++++ EXTRACTED MATERIAL ++++

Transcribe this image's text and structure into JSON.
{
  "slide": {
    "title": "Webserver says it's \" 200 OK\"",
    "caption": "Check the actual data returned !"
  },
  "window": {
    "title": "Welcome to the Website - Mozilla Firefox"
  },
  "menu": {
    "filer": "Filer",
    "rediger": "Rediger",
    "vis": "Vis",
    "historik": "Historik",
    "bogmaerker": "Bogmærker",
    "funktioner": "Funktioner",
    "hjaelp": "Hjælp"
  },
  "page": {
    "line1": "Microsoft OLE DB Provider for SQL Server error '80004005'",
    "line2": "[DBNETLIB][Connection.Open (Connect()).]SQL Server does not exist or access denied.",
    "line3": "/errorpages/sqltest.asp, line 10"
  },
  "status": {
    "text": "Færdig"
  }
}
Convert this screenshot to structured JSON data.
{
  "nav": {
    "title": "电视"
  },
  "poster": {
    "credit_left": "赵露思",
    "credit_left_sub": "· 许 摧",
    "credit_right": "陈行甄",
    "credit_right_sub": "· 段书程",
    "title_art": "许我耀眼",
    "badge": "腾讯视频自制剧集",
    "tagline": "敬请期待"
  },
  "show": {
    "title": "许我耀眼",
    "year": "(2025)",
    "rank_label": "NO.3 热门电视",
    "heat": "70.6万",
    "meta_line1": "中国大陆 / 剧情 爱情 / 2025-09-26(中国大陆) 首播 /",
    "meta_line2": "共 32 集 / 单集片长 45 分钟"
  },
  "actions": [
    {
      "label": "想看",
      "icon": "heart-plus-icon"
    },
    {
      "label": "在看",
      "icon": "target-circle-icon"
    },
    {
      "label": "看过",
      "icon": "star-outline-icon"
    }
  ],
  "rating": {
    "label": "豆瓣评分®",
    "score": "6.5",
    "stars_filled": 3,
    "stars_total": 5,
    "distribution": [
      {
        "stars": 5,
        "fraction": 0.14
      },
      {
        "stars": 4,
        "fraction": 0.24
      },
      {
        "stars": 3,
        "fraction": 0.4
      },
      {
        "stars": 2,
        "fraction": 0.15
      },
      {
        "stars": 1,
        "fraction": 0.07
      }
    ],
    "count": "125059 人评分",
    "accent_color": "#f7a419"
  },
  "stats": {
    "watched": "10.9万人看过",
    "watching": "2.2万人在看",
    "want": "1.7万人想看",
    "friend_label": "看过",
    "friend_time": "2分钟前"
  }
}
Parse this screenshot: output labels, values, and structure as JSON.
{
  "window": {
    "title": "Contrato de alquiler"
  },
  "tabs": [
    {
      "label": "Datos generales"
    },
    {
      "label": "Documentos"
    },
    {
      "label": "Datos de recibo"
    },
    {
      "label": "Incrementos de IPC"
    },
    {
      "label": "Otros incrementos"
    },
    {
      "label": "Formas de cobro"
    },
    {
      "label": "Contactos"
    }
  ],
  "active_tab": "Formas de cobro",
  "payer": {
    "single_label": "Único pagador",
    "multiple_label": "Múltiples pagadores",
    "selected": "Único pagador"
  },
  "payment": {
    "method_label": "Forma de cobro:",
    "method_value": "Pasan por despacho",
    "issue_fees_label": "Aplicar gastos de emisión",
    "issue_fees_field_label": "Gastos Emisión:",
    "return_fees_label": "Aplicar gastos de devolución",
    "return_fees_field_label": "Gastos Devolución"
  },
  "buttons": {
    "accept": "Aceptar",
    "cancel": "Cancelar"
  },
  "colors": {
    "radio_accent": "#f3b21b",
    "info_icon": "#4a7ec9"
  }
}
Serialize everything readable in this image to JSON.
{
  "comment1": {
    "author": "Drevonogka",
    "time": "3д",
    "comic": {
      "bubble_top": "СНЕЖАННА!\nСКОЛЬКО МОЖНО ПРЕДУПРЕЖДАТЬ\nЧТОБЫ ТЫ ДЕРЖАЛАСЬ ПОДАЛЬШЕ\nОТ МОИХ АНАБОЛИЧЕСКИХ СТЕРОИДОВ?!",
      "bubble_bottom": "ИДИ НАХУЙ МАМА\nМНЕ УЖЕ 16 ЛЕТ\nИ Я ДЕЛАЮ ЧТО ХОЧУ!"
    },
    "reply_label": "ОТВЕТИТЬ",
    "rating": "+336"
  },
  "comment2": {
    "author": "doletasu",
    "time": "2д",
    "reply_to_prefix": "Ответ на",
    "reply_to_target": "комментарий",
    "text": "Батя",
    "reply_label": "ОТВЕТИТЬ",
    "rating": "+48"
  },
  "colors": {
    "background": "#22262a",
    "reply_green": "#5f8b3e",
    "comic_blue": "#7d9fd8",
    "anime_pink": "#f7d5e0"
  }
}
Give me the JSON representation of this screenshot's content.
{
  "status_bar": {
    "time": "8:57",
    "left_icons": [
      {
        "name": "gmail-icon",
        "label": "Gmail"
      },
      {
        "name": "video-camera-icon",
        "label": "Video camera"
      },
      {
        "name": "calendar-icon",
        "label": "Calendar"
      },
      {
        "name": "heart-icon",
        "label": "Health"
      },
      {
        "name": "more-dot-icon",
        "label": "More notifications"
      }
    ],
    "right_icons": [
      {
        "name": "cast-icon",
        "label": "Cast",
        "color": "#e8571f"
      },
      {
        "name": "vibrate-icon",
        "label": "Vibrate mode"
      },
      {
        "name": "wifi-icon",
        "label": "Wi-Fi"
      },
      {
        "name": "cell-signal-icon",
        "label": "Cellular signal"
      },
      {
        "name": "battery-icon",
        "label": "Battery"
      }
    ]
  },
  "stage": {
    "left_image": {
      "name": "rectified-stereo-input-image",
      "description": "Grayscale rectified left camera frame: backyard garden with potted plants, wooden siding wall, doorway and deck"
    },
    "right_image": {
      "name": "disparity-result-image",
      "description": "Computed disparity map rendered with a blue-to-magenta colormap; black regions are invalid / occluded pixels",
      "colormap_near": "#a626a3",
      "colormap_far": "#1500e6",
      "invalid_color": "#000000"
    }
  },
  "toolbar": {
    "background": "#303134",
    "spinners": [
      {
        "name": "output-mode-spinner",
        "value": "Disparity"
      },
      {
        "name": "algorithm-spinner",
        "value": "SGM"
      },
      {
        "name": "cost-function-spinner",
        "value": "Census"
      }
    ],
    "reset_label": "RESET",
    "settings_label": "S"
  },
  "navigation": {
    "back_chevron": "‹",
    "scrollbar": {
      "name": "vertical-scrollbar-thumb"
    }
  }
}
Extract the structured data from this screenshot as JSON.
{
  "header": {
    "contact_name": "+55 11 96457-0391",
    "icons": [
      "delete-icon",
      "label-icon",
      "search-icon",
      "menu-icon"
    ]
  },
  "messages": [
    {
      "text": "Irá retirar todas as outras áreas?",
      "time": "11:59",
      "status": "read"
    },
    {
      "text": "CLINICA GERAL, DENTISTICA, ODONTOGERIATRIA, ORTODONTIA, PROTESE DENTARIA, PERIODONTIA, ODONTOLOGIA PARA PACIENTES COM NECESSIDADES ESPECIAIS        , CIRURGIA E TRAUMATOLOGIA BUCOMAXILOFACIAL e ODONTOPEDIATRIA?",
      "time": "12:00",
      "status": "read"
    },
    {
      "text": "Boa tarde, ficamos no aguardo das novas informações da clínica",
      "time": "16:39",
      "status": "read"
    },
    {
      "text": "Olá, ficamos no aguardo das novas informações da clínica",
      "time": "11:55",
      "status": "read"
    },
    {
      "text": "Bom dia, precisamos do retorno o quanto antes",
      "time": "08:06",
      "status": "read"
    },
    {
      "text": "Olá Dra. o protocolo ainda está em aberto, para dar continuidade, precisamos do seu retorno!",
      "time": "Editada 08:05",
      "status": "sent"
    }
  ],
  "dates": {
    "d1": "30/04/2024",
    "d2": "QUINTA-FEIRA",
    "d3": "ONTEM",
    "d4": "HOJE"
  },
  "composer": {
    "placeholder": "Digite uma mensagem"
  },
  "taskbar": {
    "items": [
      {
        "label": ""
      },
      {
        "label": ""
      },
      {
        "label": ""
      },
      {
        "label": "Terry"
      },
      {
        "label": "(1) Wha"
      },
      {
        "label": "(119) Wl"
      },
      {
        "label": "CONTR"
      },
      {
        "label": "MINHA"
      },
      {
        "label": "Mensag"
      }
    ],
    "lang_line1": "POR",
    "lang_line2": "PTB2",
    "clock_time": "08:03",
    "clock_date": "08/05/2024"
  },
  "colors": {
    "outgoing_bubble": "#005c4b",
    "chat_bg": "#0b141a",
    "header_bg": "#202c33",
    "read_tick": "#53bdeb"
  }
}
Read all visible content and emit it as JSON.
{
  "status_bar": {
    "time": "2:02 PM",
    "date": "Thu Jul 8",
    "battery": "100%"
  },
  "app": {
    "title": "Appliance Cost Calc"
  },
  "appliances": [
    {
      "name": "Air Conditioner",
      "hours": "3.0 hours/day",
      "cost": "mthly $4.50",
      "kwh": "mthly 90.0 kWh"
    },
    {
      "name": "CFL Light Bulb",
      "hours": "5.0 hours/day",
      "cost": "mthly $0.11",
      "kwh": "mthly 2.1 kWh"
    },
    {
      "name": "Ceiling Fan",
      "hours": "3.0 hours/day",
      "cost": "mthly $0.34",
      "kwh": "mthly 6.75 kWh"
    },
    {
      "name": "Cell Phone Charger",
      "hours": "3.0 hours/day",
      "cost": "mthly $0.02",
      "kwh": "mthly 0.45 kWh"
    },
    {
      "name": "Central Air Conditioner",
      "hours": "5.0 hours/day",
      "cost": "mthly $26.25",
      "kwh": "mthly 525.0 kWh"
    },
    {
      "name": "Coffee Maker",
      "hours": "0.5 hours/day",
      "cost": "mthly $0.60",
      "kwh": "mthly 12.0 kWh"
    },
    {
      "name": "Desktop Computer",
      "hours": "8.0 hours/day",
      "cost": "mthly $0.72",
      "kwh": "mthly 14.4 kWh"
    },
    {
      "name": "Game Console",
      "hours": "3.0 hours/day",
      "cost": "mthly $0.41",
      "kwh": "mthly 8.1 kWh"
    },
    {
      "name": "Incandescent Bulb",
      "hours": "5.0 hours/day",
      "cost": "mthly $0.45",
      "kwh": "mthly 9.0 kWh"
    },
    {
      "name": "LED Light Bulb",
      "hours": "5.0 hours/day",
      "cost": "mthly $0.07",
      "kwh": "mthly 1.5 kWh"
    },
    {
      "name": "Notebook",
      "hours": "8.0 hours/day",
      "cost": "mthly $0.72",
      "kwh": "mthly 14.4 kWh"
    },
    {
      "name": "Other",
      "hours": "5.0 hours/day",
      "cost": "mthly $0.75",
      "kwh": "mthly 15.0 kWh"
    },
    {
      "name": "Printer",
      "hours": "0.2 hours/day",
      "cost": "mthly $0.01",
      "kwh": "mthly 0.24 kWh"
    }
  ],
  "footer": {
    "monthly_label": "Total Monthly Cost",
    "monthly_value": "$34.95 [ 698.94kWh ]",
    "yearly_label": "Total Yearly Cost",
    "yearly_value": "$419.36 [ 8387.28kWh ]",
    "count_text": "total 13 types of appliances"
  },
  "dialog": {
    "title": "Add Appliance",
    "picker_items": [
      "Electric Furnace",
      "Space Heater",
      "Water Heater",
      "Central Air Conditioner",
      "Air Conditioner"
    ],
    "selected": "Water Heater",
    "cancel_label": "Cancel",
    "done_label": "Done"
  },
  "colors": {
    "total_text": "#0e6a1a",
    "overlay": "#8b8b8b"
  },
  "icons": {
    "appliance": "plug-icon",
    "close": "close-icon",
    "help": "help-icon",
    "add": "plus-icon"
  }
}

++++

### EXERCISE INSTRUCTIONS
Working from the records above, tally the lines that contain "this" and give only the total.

### RESULT BELOW
6